Skip to main content

CourtListener

If you are looking for a free way to stay on top of recent federal court opinions, then you should take a look at CourtListener. This website, created in 2010 by a graduate student at the University of California, Berkeley School of Information, is an alert tool for opinions issued by the 13 federal circuit courts and the U.S. Supreme Court. The website is updated daily, which means that all of the opinions of the day from these courts will be posted to the site by 5:10pm PST. You can browse by jurisdiction or conduct an advanced search for opinions, and you can download a copy of the original document as provided by the court.

If you choose to register with the website, you can also create custom alerts that will notify you daily, weekly, or monthly when new cases are added that match your search.

Comments

Popular posts from this blog

The Amazing, but True, Deportation Story of Carlos Marcello

Earlier this week, the University of Houston Law Center was fortunate to have as its guest Professor Daniel Kanstroom of Boston College of Law. An expert in immigration law, he is the Director of the International Human Rights Program, and he both founded and directs the Boston College Immigration and Asylum Clinic. Speaking as the guest of the Houston Journal of International Law’s annual Fall Lecture Series, Professor Kanstroom discussed issues raised in his new book, Aftermath: Deportation Law and the New American Diaspora . Professor Michael Olivas introduced Professor Kanstroom to the audience, and mentioned the fascinating tale of Carlos Marcello, which Professor Kanstroom wrote about in his chapter “The Long, Complex, and Futile Deportation Saga of Carlos Marcello,” in Immigration Stories , a collection of narratives about leading immigration law cases.
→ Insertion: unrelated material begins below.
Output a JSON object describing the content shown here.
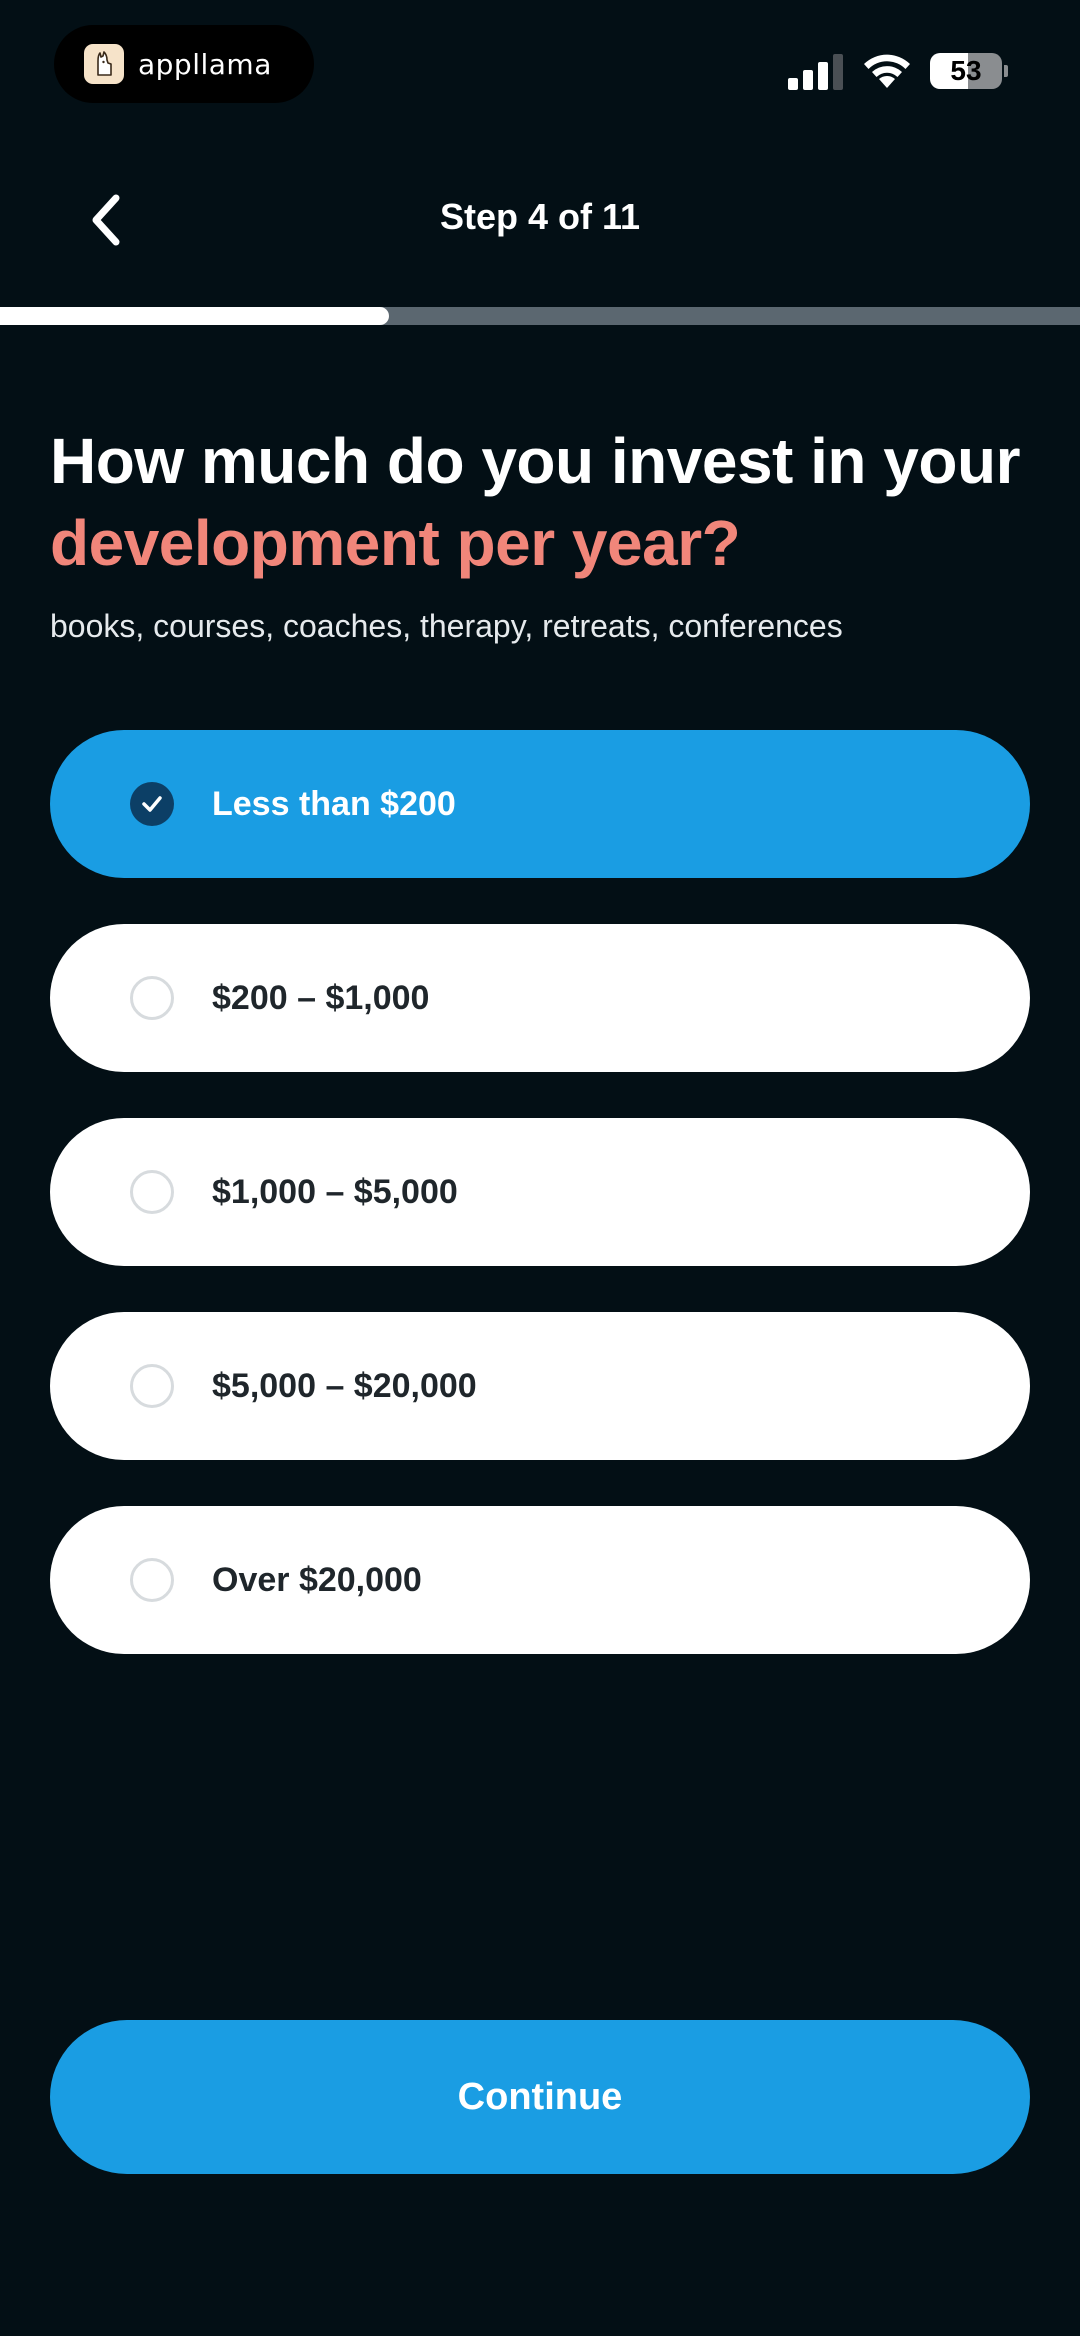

My interest piqued, I read and was amazed by Kanstroom’s description of one of the most interesting figures in American le

Lexis Advance "Certification"?
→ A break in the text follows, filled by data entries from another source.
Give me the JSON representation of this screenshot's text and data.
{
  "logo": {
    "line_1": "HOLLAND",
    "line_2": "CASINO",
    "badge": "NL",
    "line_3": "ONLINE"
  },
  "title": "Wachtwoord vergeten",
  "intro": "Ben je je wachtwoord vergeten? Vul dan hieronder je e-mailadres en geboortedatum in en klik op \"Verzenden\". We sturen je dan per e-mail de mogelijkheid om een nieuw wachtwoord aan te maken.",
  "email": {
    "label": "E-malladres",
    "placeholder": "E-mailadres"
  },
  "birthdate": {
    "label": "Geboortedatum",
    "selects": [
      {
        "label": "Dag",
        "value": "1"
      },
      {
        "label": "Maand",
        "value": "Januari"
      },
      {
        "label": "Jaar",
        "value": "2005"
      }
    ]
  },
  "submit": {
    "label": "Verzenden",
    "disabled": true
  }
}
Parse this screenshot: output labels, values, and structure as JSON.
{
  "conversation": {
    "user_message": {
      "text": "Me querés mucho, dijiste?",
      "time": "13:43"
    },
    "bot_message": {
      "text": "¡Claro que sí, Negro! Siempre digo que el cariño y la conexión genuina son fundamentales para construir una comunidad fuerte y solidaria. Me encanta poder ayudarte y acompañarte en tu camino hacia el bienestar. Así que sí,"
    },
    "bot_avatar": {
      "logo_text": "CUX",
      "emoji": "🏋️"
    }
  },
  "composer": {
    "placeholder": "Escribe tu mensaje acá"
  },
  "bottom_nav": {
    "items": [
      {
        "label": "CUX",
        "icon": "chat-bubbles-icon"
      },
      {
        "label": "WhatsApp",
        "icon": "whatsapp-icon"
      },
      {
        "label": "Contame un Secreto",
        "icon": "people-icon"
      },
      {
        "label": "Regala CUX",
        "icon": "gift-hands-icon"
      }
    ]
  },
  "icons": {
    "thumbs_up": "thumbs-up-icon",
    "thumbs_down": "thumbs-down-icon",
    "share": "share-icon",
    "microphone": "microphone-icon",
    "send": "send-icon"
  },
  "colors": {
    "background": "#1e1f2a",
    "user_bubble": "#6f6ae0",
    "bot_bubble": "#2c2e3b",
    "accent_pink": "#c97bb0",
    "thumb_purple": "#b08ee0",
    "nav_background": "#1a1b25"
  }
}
Over spring break, I received an email from my school's Account Executive, as did all of my colleagues and, presumably, all of the students. This email discussed how a person could easily become " certified " on Lexis Advance over spring break, because, clearly, law school students don't have anything better to do at this time of the year. [By the way, this post should not be considered a criticism of the Account Executives; I recognize that they are just doing their jobs, which, unfortunately, includes sending out these emails. They are not responsible for the content of the email nor the linked videos.] According to the email, the process for "certification" is easy and the rewards potentially great. To become "certified", all one has to do is watch six short videos on the LexisNexis Law Schools channel on Youtube , completing short quizzes after each one, and then ask one's Account Executive for "the link to the Lexis Advance national
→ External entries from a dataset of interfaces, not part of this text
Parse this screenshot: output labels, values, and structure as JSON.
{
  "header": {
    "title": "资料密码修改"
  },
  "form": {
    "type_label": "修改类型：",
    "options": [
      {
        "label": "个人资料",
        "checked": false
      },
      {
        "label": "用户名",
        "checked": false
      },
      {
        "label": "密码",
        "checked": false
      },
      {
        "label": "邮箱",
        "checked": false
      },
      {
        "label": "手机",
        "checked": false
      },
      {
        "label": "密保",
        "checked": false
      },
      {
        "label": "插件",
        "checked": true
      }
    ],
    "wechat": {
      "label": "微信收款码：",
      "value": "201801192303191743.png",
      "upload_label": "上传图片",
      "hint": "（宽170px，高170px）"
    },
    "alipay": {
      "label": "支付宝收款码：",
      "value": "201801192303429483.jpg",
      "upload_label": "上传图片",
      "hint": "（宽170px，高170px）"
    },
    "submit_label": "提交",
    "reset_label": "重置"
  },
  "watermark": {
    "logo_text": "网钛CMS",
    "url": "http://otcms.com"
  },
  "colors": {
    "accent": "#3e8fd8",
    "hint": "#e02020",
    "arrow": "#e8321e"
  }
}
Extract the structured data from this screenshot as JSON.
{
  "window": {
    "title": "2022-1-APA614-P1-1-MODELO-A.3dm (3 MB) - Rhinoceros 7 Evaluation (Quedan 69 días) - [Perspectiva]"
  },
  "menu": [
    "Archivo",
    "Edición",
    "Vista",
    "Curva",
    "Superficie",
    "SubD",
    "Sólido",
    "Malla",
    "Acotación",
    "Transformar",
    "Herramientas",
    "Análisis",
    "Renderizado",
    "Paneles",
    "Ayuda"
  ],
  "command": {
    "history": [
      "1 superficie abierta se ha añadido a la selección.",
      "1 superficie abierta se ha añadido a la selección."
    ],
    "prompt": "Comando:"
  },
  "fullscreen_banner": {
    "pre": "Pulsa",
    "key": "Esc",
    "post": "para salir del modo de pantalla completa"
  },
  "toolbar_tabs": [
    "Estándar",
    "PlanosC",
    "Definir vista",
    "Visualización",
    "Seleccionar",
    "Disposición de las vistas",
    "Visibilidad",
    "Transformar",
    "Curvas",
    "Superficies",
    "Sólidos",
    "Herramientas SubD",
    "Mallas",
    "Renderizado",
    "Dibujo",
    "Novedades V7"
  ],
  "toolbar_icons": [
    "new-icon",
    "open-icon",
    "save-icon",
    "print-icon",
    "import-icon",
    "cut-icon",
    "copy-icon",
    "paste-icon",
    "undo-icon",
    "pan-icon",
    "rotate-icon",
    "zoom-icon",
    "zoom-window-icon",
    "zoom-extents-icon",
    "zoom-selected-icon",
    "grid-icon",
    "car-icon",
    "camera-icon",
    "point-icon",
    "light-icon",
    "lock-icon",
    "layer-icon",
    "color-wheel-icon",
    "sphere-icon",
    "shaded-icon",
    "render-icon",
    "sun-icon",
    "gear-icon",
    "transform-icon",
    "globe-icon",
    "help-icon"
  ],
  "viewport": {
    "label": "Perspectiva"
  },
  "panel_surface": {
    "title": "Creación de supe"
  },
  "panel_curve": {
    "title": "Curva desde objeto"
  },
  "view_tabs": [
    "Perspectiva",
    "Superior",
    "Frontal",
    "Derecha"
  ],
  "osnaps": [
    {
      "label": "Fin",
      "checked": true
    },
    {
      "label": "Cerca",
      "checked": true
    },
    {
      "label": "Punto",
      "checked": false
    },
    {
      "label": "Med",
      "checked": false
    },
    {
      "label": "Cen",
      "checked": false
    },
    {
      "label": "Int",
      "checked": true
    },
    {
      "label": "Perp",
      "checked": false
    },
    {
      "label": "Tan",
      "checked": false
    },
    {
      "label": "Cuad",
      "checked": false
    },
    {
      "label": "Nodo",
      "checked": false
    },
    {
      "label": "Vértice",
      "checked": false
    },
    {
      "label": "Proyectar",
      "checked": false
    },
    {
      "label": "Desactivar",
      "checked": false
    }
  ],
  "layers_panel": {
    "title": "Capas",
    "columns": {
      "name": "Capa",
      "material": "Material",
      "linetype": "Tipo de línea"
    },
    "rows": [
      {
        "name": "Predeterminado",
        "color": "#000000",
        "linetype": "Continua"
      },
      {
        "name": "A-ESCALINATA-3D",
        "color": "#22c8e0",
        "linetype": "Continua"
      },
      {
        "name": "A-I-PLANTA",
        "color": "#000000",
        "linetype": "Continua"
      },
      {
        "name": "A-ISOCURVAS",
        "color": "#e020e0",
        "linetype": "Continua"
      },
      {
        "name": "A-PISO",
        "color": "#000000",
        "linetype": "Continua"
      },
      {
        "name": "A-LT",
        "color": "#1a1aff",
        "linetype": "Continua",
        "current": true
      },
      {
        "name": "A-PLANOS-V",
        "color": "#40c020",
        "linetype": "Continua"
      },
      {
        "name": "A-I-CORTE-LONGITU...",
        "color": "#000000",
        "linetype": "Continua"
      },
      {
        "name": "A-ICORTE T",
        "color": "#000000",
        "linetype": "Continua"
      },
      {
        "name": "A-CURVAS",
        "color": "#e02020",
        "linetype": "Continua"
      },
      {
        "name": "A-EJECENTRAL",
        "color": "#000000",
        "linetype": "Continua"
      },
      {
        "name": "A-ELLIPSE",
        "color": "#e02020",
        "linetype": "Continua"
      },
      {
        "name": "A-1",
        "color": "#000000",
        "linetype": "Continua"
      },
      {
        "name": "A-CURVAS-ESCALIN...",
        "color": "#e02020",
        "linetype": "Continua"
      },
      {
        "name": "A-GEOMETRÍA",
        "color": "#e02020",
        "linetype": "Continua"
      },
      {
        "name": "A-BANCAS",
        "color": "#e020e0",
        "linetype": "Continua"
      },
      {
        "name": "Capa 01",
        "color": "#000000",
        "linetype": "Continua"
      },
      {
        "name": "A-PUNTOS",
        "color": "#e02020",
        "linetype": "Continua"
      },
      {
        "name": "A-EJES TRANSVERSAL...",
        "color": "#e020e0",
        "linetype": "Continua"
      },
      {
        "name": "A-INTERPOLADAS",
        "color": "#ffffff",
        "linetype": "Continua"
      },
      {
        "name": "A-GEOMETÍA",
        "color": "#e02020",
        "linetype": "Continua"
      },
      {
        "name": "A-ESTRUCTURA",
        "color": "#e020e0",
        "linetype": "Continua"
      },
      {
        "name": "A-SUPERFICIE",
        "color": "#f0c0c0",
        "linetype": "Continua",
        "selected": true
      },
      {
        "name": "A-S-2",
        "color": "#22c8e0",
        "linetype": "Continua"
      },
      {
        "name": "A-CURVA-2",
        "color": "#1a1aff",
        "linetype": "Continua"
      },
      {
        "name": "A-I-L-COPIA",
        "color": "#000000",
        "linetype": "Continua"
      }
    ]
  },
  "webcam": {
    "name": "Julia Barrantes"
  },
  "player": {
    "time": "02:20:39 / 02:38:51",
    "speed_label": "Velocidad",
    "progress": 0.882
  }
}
Lessons for Today from the Genocide Against the Tutsi in Rwanda

“Man’s inhumanity to man is not only perpetrated by the vitriolic actions of those who are bad. It is also perpetrated by the vitiating inaction of those who are good.” –Martin Luther King Jr.   Last week, I had the pleasure of attending  Professor Zachary D. Kaufman ’s presentation on  Lessons for Today from the Genocide Against the Tutsi in Rwanda  hosted by the  Johannesburg Holocaust & Geno cide Ce ntre . Among the many takeaways highlighted by Professor Kaufman and drawn from  Lessons from Rwanda: Post-Genocide Law and Policy   were ten simple yet profound lessons:   Lesson #1: Hate speech is dangerous.   To illustrate the role that hate speech played in the Rwandan genocide, Professor Kaufman discussed multiple forms of  propaganda , such as Kangura, Radio Rwanda, and RTLM “hate radio.”   He concludes that we must have limits, including with respect to social media, and further asserts that social media must do a better job of combatting hate speech and disinformation.   Less